The first half of the evening was made up of two of Lindberg’s own compositions. His Concerto for Winds and Percussion was written to a commission by the World Association for Symphonic Bands and Ensembles, is dedicated to the Swedish Wind Ensemble and was premiered by them in 2003. It makes considerable technical demands on a number of players, and the way in which the RWCMD’s Wind Orchestra coped with these demands was impressive. The concerto draws on or alludes to many different idioms of writing for winds, from the wind serenade to film music, from brass band to big band and much more. It is by turns raucous and tender, or insinuatingly witty. The whole is unpretentious and accessible for all its occasional intricacy and, played with panache, it was thoroughly enjoyable.

The second piece by Lindberg was the most fascinating part of the concert. Octavia was written for Viviana Mologni, principal timpanist with the Orchestra Sinfonica di Milano Guiseppe Verdi, whose work Lindberg had admired when conducting the orchestra in 2000. As Viviana Mologni is also an amateur soprano, Lindberg took the opportunity to use her vocal abilities as well as her instrumental skills. It was a delight to have her in Wales to perform the work. Octavia is a kind of dramatic monologue (with a short Italian text by Lindberg – at least I presume it is his work) in which the feelings of Octavia, sister of the Emperor Augustus, and betrayed wife of Mark Antony are explored. Her observations on her contemporaries and the direction of Roman society are imaginatively reported (Il tempo verrà in cui tutti si comporteranno come le scimmie – the time will come when every one will behave like monkeys – declares the text at one point). The whole makes for a powerful and, at times witty, piece. The writing for the soloist is virtuosic and Viviana Mologni executed it dazzlingly. With a face microphone her delivery of the text was always clear and audible. The reluctant fragmentation with which the names of the Egyptian Queen and her lover were uttered – Cle-O-Pa-Tra – Mar-Cus-An-Ton-I-O – contrasted beautifully with the volubility of much of the verbal delivery, as though the names were dragged from her mouth painfully, and was very effective.

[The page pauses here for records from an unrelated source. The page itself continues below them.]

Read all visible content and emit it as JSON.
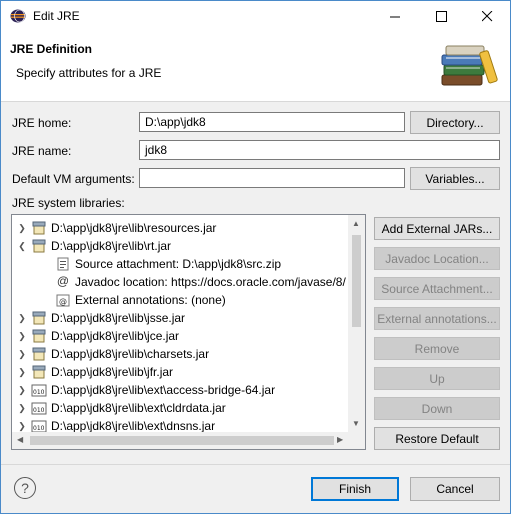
{
  "window": {
    "title": "Edit JRE"
  },
  "header": {
    "title": "JRE Definition",
    "subtitle": "Specify attributes for a JRE"
  },
  "form": {
    "jre_home_label": "JRE home:",
    "jre_home_value": "D:\\app\\jdk8",
    "directory_button": "Directory...",
    "jre_name_label": "JRE name:",
    "jre_name_value": "jdk8",
    "vm_args_label": "Default VM arguments:",
    "vm_args_value": "",
    "variables_button": "Variables...",
    "libraries_label": "JRE system libraries:"
  },
  "libraries": {
    "items": [
      {
        "label": "D:\\app\\jdk8\\jre\\lib\\resources.jar",
        "state": "collapsed"
      },
      {
        "label": "D:\\app\\jdk8\\jre\\lib\\rt.jar",
        "state": "expanded"
      },
      {
        "label": "Source attachment: D:\\app\\jdk8\\src.zip",
        "kind": "source"
      },
      {
        "label": "Javadoc location: https://docs.oracle.com/javase/8/",
        "kind": "javadoc"
      },
      {
        "label": "External annotations: (none)",
        "kind": "annotations"
      },
      {
        "label": "D:\\app\\jdk8\\jre\\lib\\jsse.jar",
        "state": "collapsed"
      },
      {
        "label": "D:\\app\\jdk8\\jre\\lib\\jce.jar",
        "state": "collapsed"
      },
      {
        "label": "D:\\app\\jdk8\\jre\\lib\\charsets.jar",
        "state": "collapsed"
      },
      {
        "label": "D:\\app\\jdk8\\jre\\lib\\jfr.jar",
        "state": "collapsed"
      },
      {
        "label": "D:\\app\\jdk8\\jre\\lib\\ext\\access-bridge-64.jar",
        "state": "collapsed"
      },
      {
        "label": "D:\\app\\jdk8\\jre\\lib\\ext\\cldrdata.jar",
        "state": "collapsed"
      },
      {
        "label": "D:\\app\\jdk8\\jre\\lib\\ext\\dnsns.jar",
        "state": "collapsed"
      }
    ]
  },
  "side_buttons": {
    "add_external_jars": "Add External JARs...",
    "javadoc_location": "Javadoc Location...",
    "source_attachment": "Source Attachment...",
    "external_annotations": "External annotations...",
    "remove": "Remove",
    "up": "Up",
    "down": "Down",
    "restore_default": "Restore Default"
  },
  "footer": {
    "finish": "Finish",
    "cancel": "Cancel",
    "help_icon": "?"
  },
  "colors": {
    "accent": "#0078d7",
    "disabled_text": "#838383"
  }
}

The pretended interruption which involved the soloist answering a mobile phone was both amusing and a witty way of suggesting the universality of Octavia’s situation. The fluctuating intensity and complexity of rhythm (Mologni’s work being complemented by that of two other percussionists) gave forceful expression to a range of moods and attitudes – fear and thwarted love, jealousy and compassionate observation, dignity and contempt – as did the scoring for the other instruments. Given that there can’t be a plethora of virtuoso timpanists with decent soprano voices, one was left wondering how well the piece might work with the role of Octavia shared between two performers? Something would, inevitably, be lost – but this striking and intelligent work should surely be heard more often?

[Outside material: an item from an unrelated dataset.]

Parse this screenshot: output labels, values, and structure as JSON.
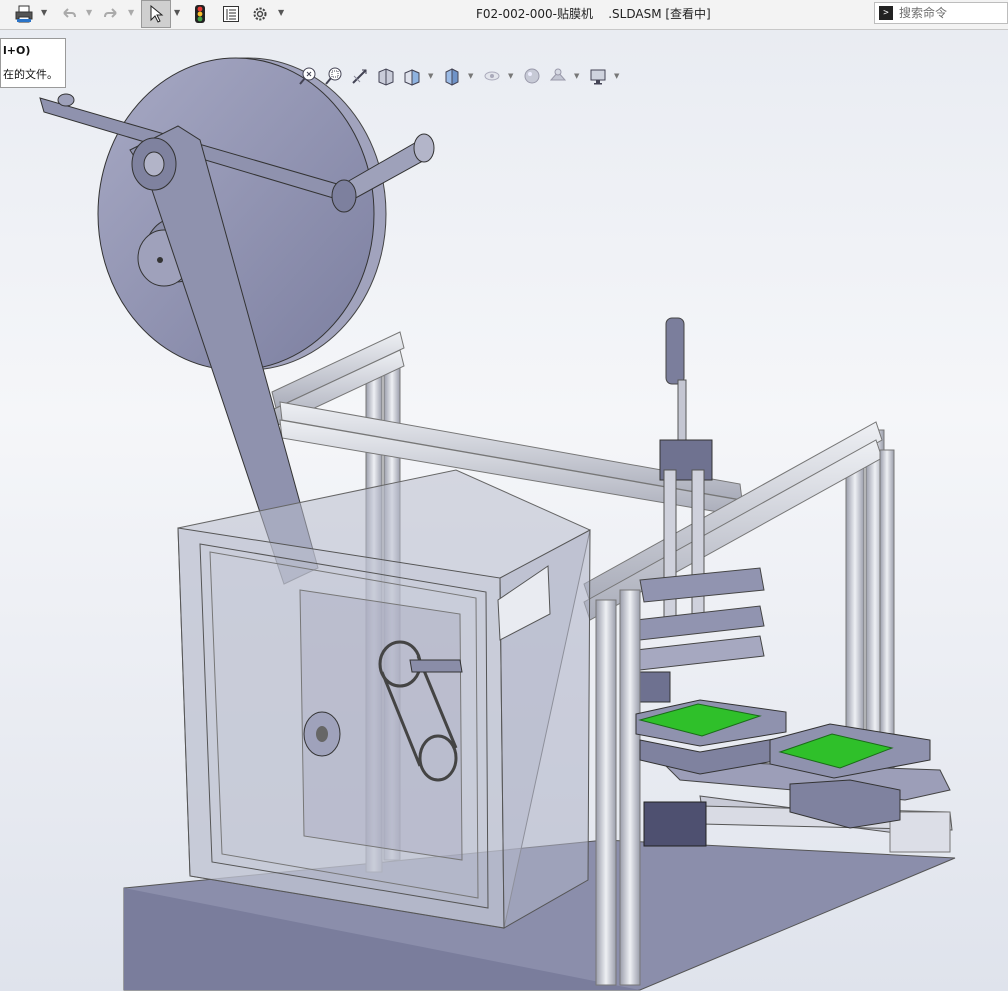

We were on more familiar territory in the second half of the concert. Stravinsky’s Symphonies of Wind Instruments was given an assured performance. There was a delightful acidity in the opening phrases, balanced with a pleasant mellowness of tone in what immediately followed. The work’s contrasts of tempo and dynamics, and alternations of spare and rich textures were all very decently handled. Just occasionally the performance fell short of the kind of expressive nuances that the very finest professional readings of the work possess and there was a degree of tentativeness to the closing cadence – but these were the only points at which one was reminded that this was, after all, a student orchestra (and what a good one!). Mari van Gils’ arrangement for Concert Band of Gershwin’s 1928 score An American in Paris made for a thoroughly enjoyable conclusion, conducted and played with disciplined gusto in a vivid, fresh performance, full of snappy rhythms, some excellent solo trumpet work and an all-embracing vivacity. The students making up the orchestra must surely have learned a great deal from the experiencing of working with so consummate a musician as Christian Lindberg; he seemed properly impressed by the quality of their work and they were warm in their applause of him at the end of the concert. An entertaining and enlivening evening. Perhaps next time Christian Lindberg’s trombone might put in an appearance?

Glyn Pursglove